The report also states: “It is our opinion that should our recommended minor remedial measures be carried out, the structural integrity of the captioned building will be enhanced. It is further our opinion that the structure could be safely utilized for approximately another 20 to 25 years without any maintenance work.
“During our examinations and assessment, we have discovered that the entire structure is in very good condition. However, evidence reveals that some cosmetic architectural features (painting, etc.) which are non-structural can be carried out with standard construction materials.”
The question then remains, what structural “defects” arose from the time of this report on September 7 and the tabling of the resolution on October 24?
During debate on the resolution last year, Minister of Transport and Local Government Renward Wells said, “…once the government took possession of the building it was discovered that the building was stripped of electrical wiring, plumbing and air conditioning components that were intended to be part and parcel of the new renovations.
“This act of vandalism greatly increased the construction cost and the construction timeline.”
Wells said it was at this time that the government turned its attention to Town Centre Mall, which “offers a wonderful solution to our problem”.
Are we to assume that the “vandalism” took place between September 7 and September 21 when the government requested a proposal from Town Centre Mall to accommodate the post office?
Speaking during debate on the resolution, Wells advised: “On the 21st September, 2018, my ministry initiated and requested and received a proposal from the Town Centre Mall where the principals of the Town Centre Mall agreed to one, construction of the facility in regard to the fixed assets normally associated with electrical…air conditioning, plumbing, drywall and flooring that will be done by the landlord at no cost to the government…secondly, the principals of the Town Centre Mall have agreed that the facility will be ready to receive contractors to work at a moment’s notice and that we would be ready given that we make that decision quickly, that we would be ready to move the post office into the building by [the week just before Christmas].”
Assuming again that the PM’s call to Symonette was indeed in early October when the former minister was in Mexico City, that would mean the government already had a proposal from the mall’s principals in hand and it was only for Symonette to settle with the government on the cost of rent.
At the very least, it appears the government has not been fully transparent on this matter.
That is a problem given this government came to office committing to transparency and continues to preach transparency in daily utterances.
We doubt that Symonette, who declared $156 million in assets ahead of the 2017 general election, is desperate for a contract valued at $3.5 million over five years to a company he is only a part-owner of. He acted appropriately in staying away from the Cabinet discussions.
But something is just not adding up as it relates to why the government abandoned the original Gladstone Road plan even after an engineer’s report found no major structural issues, how it negotiated the Town Centre Mall contract and Symonette’s involvement in those negotiations.
The public has every right to ask the obvious questions that have arisen over the matter.
The government should not arrogantly dismiss those concerns.
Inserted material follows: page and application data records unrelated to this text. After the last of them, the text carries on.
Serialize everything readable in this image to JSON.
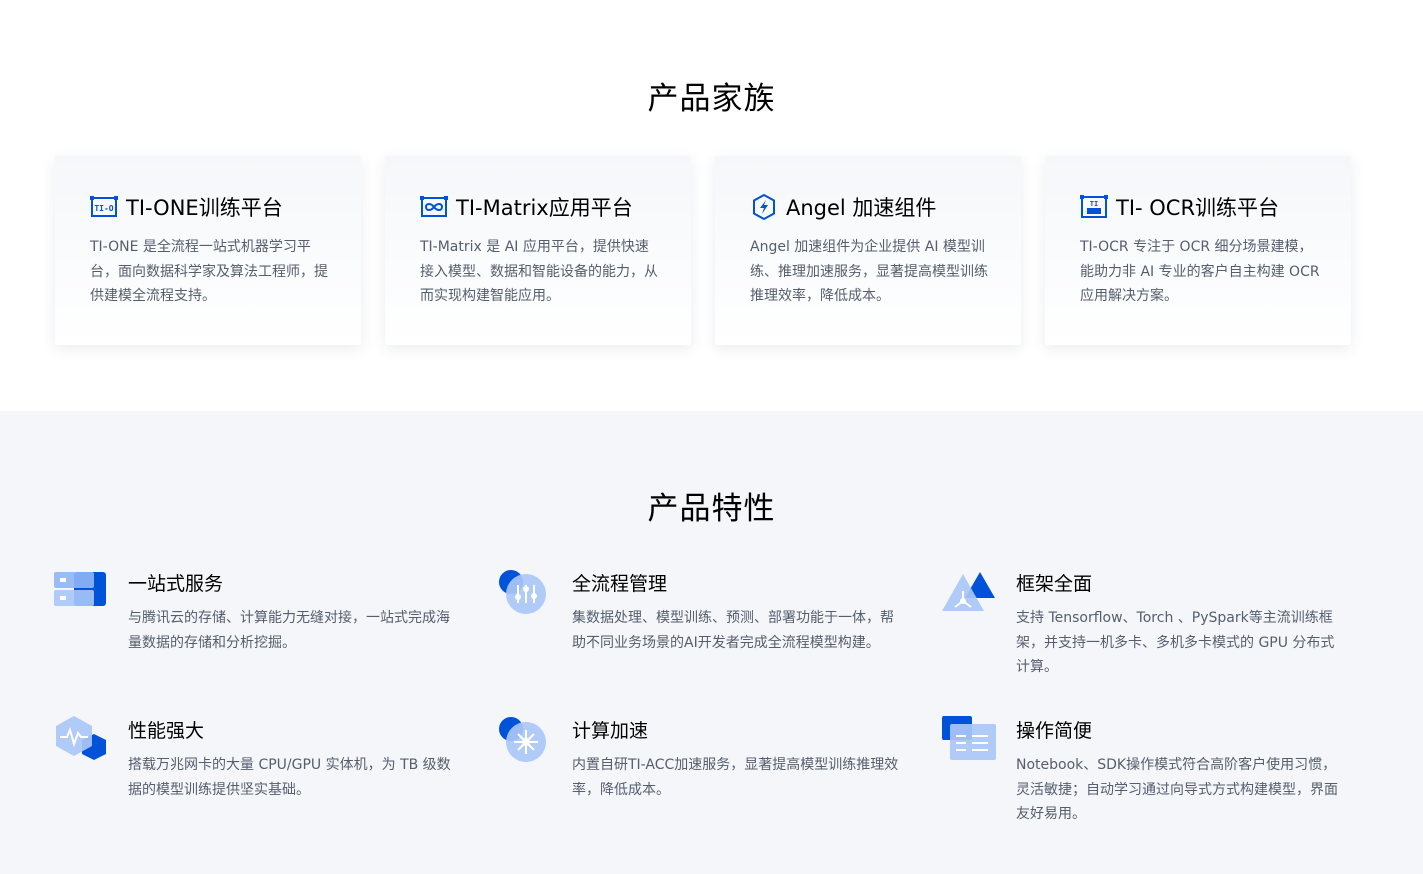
{
  "family": {
    "title": "产品家族",
    "cards": [
      {
        "icon": "ti-one-logo-icon",
        "title": "TI-ONE训练平台",
        "desc": "TI-ONE 是全流程一站式机器学习平台，面向数据科学家及算法工程师，提供建模全流程支持。"
      },
      {
        "icon": "ti-matrix-logo-icon",
        "title": "TI-Matrix应用平台",
        "desc": "TI-Matrix 是 AI 应用平台，提供快速接入模型、数据和智能设备的能力，从而实现构建智能应用。"
      },
      {
        "icon": "angel-lightning-shield-icon",
        "title": "Angel 加速组件",
        "desc": "Angel 加速组件为企业提供 AI 模型训练、推理加速服务，显著提高模型训练推理效率，降低成本。"
      },
      {
        "icon": "ti-ocr-logo-icon",
        "title": "TI- OCR训练平台",
        "desc": "TI-OCR 专注于 OCR 细分场景建模，能助力非 AI 专业的客户自主构建 OCR 应用解决方案。"
      }
    ]
  },
  "features": {
    "title": "产品特性",
    "items": [
      {
        "icon": "one-stop-service-icon",
        "title": "一站式服务",
        "desc": "与腾讯云的存储、计算能力无缝对接，一站式完成海量数据的存储和分析挖掘。"
      },
      {
        "icon": "process-management-icon",
        "title": "全流程管理",
        "desc": "集数据处理、模型训练、预测、部署功能于一体，帮助不同业务场景的AI开发者完成全流程模型构建。"
      },
      {
        "icon": "framework-icon",
        "title": "框架全面",
        "desc": "支持 Tensorflow、Torch 、PySpark等主流训练框架，并支持一机多卡、多机多卡模式的 GPU 分布式计算。"
      },
      {
        "icon": "performance-icon",
        "title": "性能强大",
        "desc": "搭载万兆网卡的大量 CPU/GPU 实体机，为 TB 级数据的模型训练提供坚实基础。"
      },
      {
        "icon": "compute-acceleration-icon",
        "title": "计算加速",
        "desc": "内置自研TI-ACC加速服务，显著提高模型训练推理效率，降低成本。"
      },
      {
        "icon": "easy-operation-icon",
        "title": "操作简便",
        "desc": "Notebook、SDK操作模式符合高阶客户使用习惯，灵活敏捷；自动学习通过向导式方式构建模型，界面友好易用。"
      }
    ]
  },
  "colors": {
    "brand_blue": "#0052d9",
    "light_blue": "#8fb6f5",
    "text_gray": "#555e6e",
    "section_bg": "#f4f6f9"
  }
}
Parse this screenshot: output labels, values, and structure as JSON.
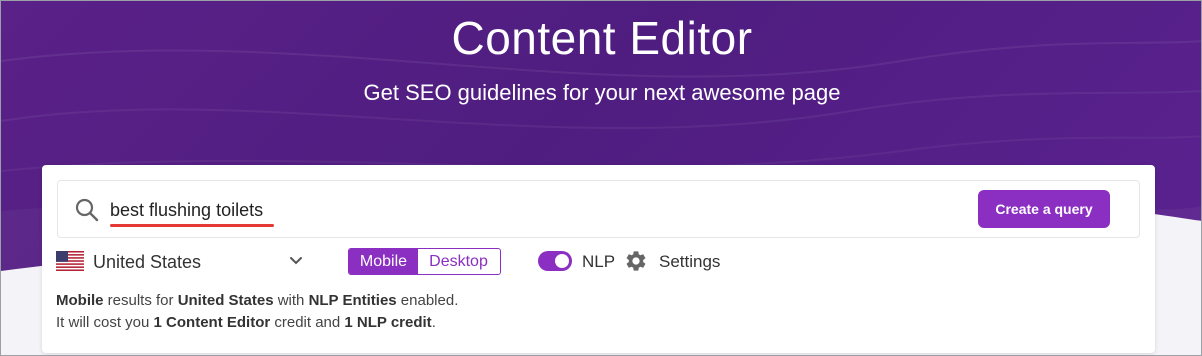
{
  "header": {
    "title": "Content Editor",
    "subtitle": "Get SEO guidelines for your next awesome page"
  },
  "search": {
    "icon": "search-icon",
    "value": "best flushing toilets",
    "button_label": "Create a query"
  },
  "controls": {
    "country_flag": "us-flag-icon",
    "country": "United States",
    "device_options": [
      "Mobile",
      "Desktop"
    ],
    "device_selected": "Mobile",
    "nlp_toggle_on": true,
    "nlp_label": "NLP",
    "settings_label": "Settings"
  },
  "info": {
    "line1": {
      "device": "Mobile",
      "t1": " results for ",
      "country": "United States",
      "t2": " with ",
      "entities": "NLP Entities",
      "t3": " enabled."
    },
    "line2": {
      "t1": "It will cost you ",
      "credit1": "1 Content Editor",
      "t2": " credit and ",
      "credit2": "1 NLP credit",
      "t3": "."
    }
  },
  "colors": {
    "hero": "#4f1d80",
    "accent": "#8a2fc1",
    "underline": "#e53935"
  }
}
These unforced errors have a sneaky way of adding to the political sandpile of discontent.
While the Minnis administration might remain stable as each grain of doubt and skepticism is piled on, in the end, it would take only one final grain for the entire pile to collapse, leaving those buried under it wondering why they never saw it coming.